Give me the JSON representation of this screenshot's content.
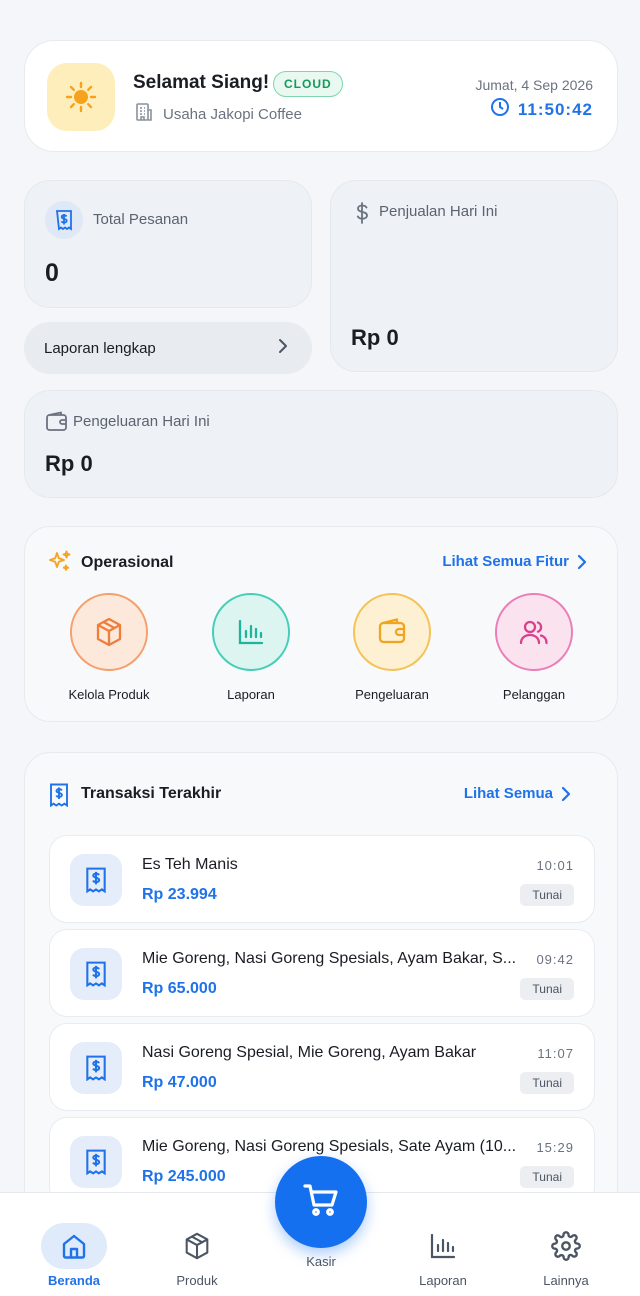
{
  "header": {
    "greeting": "Selamat Siang!",
    "badge": "CLOUD",
    "business_name": "Usaha Jakopi Coffee",
    "date": "Jumat, 4 Sep 2026",
    "time": "11:50:42",
    "weather_icon": "sun-icon"
  },
  "stats": {
    "total_orders_label": "Total Pesanan",
    "total_orders_value": "0",
    "sales_label": "Penjualan Hari Ini",
    "sales_value": "Rp 0",
    "expense_label": "Pengeluaran Hari Ini",
    "expense_value": "Rp 0",
    "report_link": "Laporan lengkap"
  },
  "operasional": {
    "title": "Operasional",
    "see_all": "Lihat Semua Fitur",
    "items": [
      {
        "label": "Kelola Produk",
        "icon": "box-icon",
        "color": "#f08a4b"
      },
      {
        "label": "Laporan",
        "icon": "bar-chart-icon",
        "color": "#2bbfa8"
      },
      {
        "label": "Pengeluaran",
        "icon": "wallet-icon",
        "color": "#f4b135"
      },
      {
        "label": "Pelanggan",
        "icon": "users-icon",
        "color": "#e0529b"
      }
    ]
  },
  "transactions": {
    "title": "Transaksi Terakhir",
    "see_all": "Lihat Semua",
    "items": [
      {
        "name": "Es Teh Manis",
        "amount": "Rp 23.994",
        "time": "10:01",
        "method": "Tunai"
      },
      {
        "name": "Mie Goreng, Nasi Goreng Spesials, Ayam Bakar, S...",
        "amount": "Rp 65.000",
        "time": "09:42",
        "method": "Tunai"
      },
      {
        "name": "Nasi Goreng Spesial, Mie Goreng, Ayam Bakar",
        "amount": "Rp 47.000",
        "time": "11:07",
        "method": "Tunai"
      },
      {
        "name": "Mie Goreng, Nasi Goreng Spesials, Sate Ayam (10...",
        "amount": "Rp 245.000",
        "time": "15:29",
        "method": "Tunai"
      }
    ]
  },
  "nav": {
    "home": "Beranda",
    "products": "Produk",
    "cashier": "Kasir",
    "reports": "Laporan",
    "more": "Lainnya"
  },
  "colors": {
    "accent": "#1f72e8",
    "cloud_badge": "#159a5c"
  }
}
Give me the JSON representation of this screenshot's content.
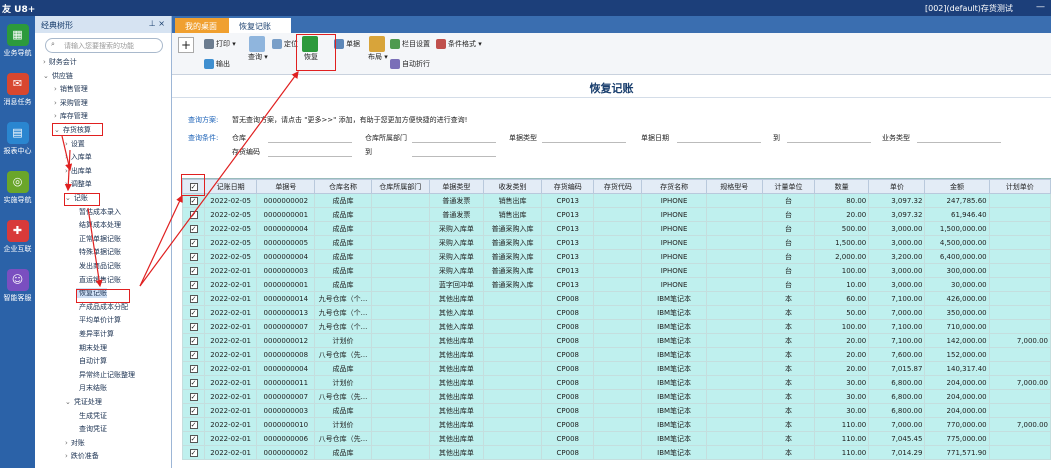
{
  "titlebar": {
    "app": "友 U8+",
    "account": "[002](default)存货测试",
    "min": "—"
  },
  "leftbar": [
    {
      "label": "业务导航",
      "color": "#2c9a3c",
      "glyph": "▦"
    },
    {
      "label": "消息任务",
      "color": "#d8472f",
      "glyph": "✉"
    },
    {
      "label": "报表中心",
      "color": "#2a86d0",
      "glyph": "▤"
    },
    {
      "label": "实施导航",
      "color": "#6aa62a",
      "glyph": "◎"
    },
    {
      "label": "企业互联",
      "color": "#d83a3a",
      "glyph": "✚"
    },
    {
      "label": "智能客服",
      "color": "#7a4fc0",
      "glyph": "☺"
    }
  ],
  "nav": {
    "title": "经典树形",
    "tools": "⊥ ×",
    "search_placeholder": "请输入您要搜索的功能",
    "items": [
      {
        "label": "财务会计",
        "level": 0,
        "arr": "›"
      },
      {
        "label": "供应链",
        "level": 0,
        "arr": "⌄"
      },
      {
        "label": "销售管理",
        "level": 1,
        "arr": "›"
      },
      {
        "label": "采购管理",
        "level": 1,
        "arr": "›"
      },
      {
        "label": "库存管理",
        "level": 1,
        "arr": "›"
      },
      {
        "label": "存货核算",
        "level": 1,
        "arr": "⌄"
      },
      {
        "label": "设置",
        "level": 2,
        "arr": "›"
      },
      {
        "label": "入库单",
        "level": 2,
        "arr": "›"
      },
      {
        "label": "出库单",
        "level": 2,
        "arr": "›"
      },
      {
        "label": "调整单",
        "level": 2,
        "arr": "›"
      },
      {
        "label": "记账",
        "level": 2,
        "arr": "⌄"
      },
      {
        "label": "暂估成本录入",
        "level": 3,
        "arr": ""
      },
      {
        "label": "结算成本处理",
        "level": 3,
        "arr": ""
      },
      {
        "label": "正常单据记账",
        "level": 3,
        "arr": ""
      },
      {
        "label": "特殊单据记账",
        "level": 3,
        "arr": ""
      },
      {
        "label": "发出商品记账",
        "level": 3,
        "arr": ""
      },
      {
        "label": "直运销售记账",
        "level": 3,
        "arr": ""
      },
      {
        "label": "恢复记账",
        "level": 3,
        "arr": ""
      },
      {
        "label": "产成品成本分配",
        "level": 3,
        "arr": ""
      },
      {
        "label": "平均单价计算",
        "level": 3,
        "arr": ""
      },
      {
        "label": "差异率计算",
        "level": 3,
        "arr": ""
      },
      {
        "label": "期末处理",
        "level": 3,
        "arr": ""
      },
      {
        "label": "自动计算",
        "level": 3,
        "arr": ""
      },
      {
        "label": "异常终止记账整理",
        "level": 3,
        "arr": ""
      },
      {
        "label": "月末结账",
        "level": 3,
        "arr": ""
      },
      {
        "label": "凭证处理",
        "level": 2,
        "arr": "⌄"
      },
      {
        "label": "生成凭证",
        "level": 3,
        "arr": ""
      },
      {
        "label": "查询凭证",
        "level": 3,
        "arr": ""
      },
      {
        "label": "对账",
        "level": 2,
        "arr": "›"
      },
      {
        "label": "跌价准备",
        "level": 2,
        "arr": "›"
      }
    ]
  },
  "tabs": [
    {
      "label": "我的桌面"
    },
    {
      "label": "恢复记账",
      "close": "×"
    }
  ],
  "toolbar": {
    "add": "+",
    "print": "打印",
    "export": "输出",
    "query": "查询",
    "locate": "定位",
    "restore": "恢复",
    "doc": "单据",
    "layout": "布局",
    "colset": "栏目设置",
    "format": "条件格式",
    "autoline": "自动折行"
  },
  "page_title": "恢复记账",
  "query": {
    "plan_label": "查询方案:",
    "plan_msg": "暂无查询方案，请点击 \"更多>>\" 添加，有助于您更加方便快捷的进行查询!",
    "cond_label": "查询条件:",
    "warehouse": "仓库",
    "dept": "仓库所属部门",
    "doctype": "单据类型",
    "docdate": "单据日期",
    "to1": "到",
    "biztype": "业务类型",
    "invcode": "存货编码",
    "to2": "到"
  },
  "grid": {
    "headers": [
      "",
      "记账日期",
      "单据号",
      "仓库名称",
      "仓库所属部门",
      "单据类型",
      "收发类别",
      "存货编码",
      "存货代码",
      "存货名称",
      "规格型号",
      "计量单位",
      "数量",
      "单价",
      "金额",
      "计划单价"
    ],
    "rows": [
      [
        "2022-02-05",
        "0000000002",
        "成品库",
        "",
        "普通发票",
        "销售出库",
        "CP013",
        "",
        "IPHONE",
        "",
        "台",
        "80.00",
        "3,097.32",
        "247,785.60",
        ""
      ],
      [
        "2022-02-05",
        "0000000001",
        "成品库",
        "",
        "普通发票",
        "销售出库",
        "CP013",
        "",
        "IPHONE",
        "",
        "台",
        "20.00",
        "3,097.32",
        "61,946.40",
        ""
      ],
      [
        "2022-02-05",
        "0000000004",
        "成品库",
        "",
        "采购入库单",
        "普通采购入库",
        "CP013",
        "",
        "IPHONE",
        "",
        "台",
        "500.00",
        "3,000.00",
        "1,500,000.00",
        ""
      ],
      [
        "2022-02-05",
        "0000000005",
        "成品库",
        "",
        "采购入库单",
        "普通采购入库",
        "CP013",
        "",
        "IPHONE",
        "",
        "台",
        "1,500.00",
        "3,000.00",
        "4,500,000.00",
        ""
      ],
      [
        "2022-02-05",
        "0000000004",
        "成品库",
        "",
        "采购入库单",
        "普通采购入库",
        "CP013",
        "",
        "IPHONE",
        "",
        "台",
        "2,000.00",
        "3,200.00",
        "6,400,000.00",
        ""
      ],
      [
        "2022-02-01",
        "0000000003",
        "成品库",
        "",
        "采购入库单",
        "普通采购入库",
        "CP013",
        "",
        "IPHONE",
        "",
        "台",
        "100.00",
        "3,000.00",
        "300,000.00",
        ""
      ],
      [
        "2022-02-01",
        "0000000001",
        "成品库",
        "",
        "蓝字回冲单",
        "普通采购入库",
        "CP013",
        "",
        "IPHONE",
        "",
        "台",
        "10.00",
        "3,000.00",
        "30,000.00",
        ""
      ],
      [
        "2022-02-01",
        "0000000014",
        "九号仓库（个...",
        "",
        "其他出库单",
        "",
        "CP008",
        "",
        "IBM笔记本",
        "",
        "本",
        "60.00",
        "7,100.00",
        "426,000.00",
        ""
      ],
      [
        "2022-02-01",
        "0000000013",
        "九号仓库（个...",
        "",
        "其他入库单",
        "",
        "CP008",
        "",
        "IBM笔记本",
        "",
        "本",
        "50.00",
        "7,000.00",
        "350,000.00",
        ""
      ],
      [
        "2022-02-01",
        "0000000007",
        "九号仓库（个...",
        "",
        "其他入库单",
        "",
        "CP008",
        "",
        "IBM笔记本",
        "",
        "本",
        "100.00",
        "7,100.00",
        "710,000.00",
        ""
      ],
      [
        "2022-02-01",
        "0000000012",
        "计划价",
        "",
        "其他出库单",
        "",
        "CP008",
        "",
        "IBM笔记本",
        "",
        "本",
        "20.00",
        "7,100.00",
        "142,000.00",
        "7,000.00"
      ],
      [
        "2022-02-01",
        "0000000008",
        "八号仓库（先...",
        "",
        "其他出库单",
        "",
        "CP008",
        "",
        "IBM笔记本",
        "",
        "本",
        "20.00",
        "7,600.00",
        "152,000.00",
        ""
      ],
      [
        "2022-02-01",
        "0000000004",
        "成品库",
        "",
        "其他出库单",
        "",
        "CP008",
        "",
        "IBM笔记本",
        "",
        "本",
        "20.00",
        "7,015.87",
        "140,317.40",
        ""
      ],
      [
        "2022-02-01",
        "0000000011",
        "计划价",
        "",
        "其他出库单",
        "",
        "CP008",
        "",
        "IBM笔记本",
        "",
        "本",
        "30.00",
        "6,800.00",
        "204,000.00",
        "7,000.00"
      ],
      [
        "2022-02-01",
        "0000000007",
        "八号仓库（先...",
        "",
        "其他出库单",
        "",
        "CP008",
        "",
        "IBM笔记本",
        "",
        "本",
        "30.00",
        "6,800.00",
        "204,000.00",
        ""
      ],
      [
        "2022-02-01",
        "0000000003",
        "成品库",
        "",
        "其他出库单",
        "",
        "CP008",
        "",
        "IBM笔记本",
        "",
        "本",
        "30.00",
        "6,800.00",
        "204,000.00",
        ""
      ],
      [
        "2022-02-01",
        "0000000010",
        "计划价",
        "",
        "其他出库单",
        "",
        "CP008",
        "",
        "IBM笔记本",
        "",
        "本",
        "110.00",
        "7,000.00",
        "770,000.00",
        "7,000.00"
      ],
      [
        "2022-02-01",
        "0000000006",
        "八号仓库（先...",
        "",
        "其他出库单",
        "",
        "CP008",
        "",
        "IBM笔记本",
        "",
        "本",
        "110.00",
        "7,045.45",
        "775,000.00",
        ""
      ],
      [
        "2022-02-01",
        "0000000002",
        "成品库",
        "",
        "其他出库单",
        "",
        "CP008",
        "",
        "IBM笔记本",
        "",
        "本",
        "110.00",
        "7,014.29",
        "771,571.90",
        ""
      ]
    ]
  }
}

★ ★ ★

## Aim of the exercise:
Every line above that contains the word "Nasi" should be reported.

## Answer to the exercise:
        "name": "Mie Goreng, Nasi Goreng Spesials, Ayam Bakar, S...",
        "name": "Nasi Goreng Spesial, Mie Goreng, Ayam Bakar",
        "name": "Mie Goreng, Nasi Goreng Spesials, Sate Ayam (10...",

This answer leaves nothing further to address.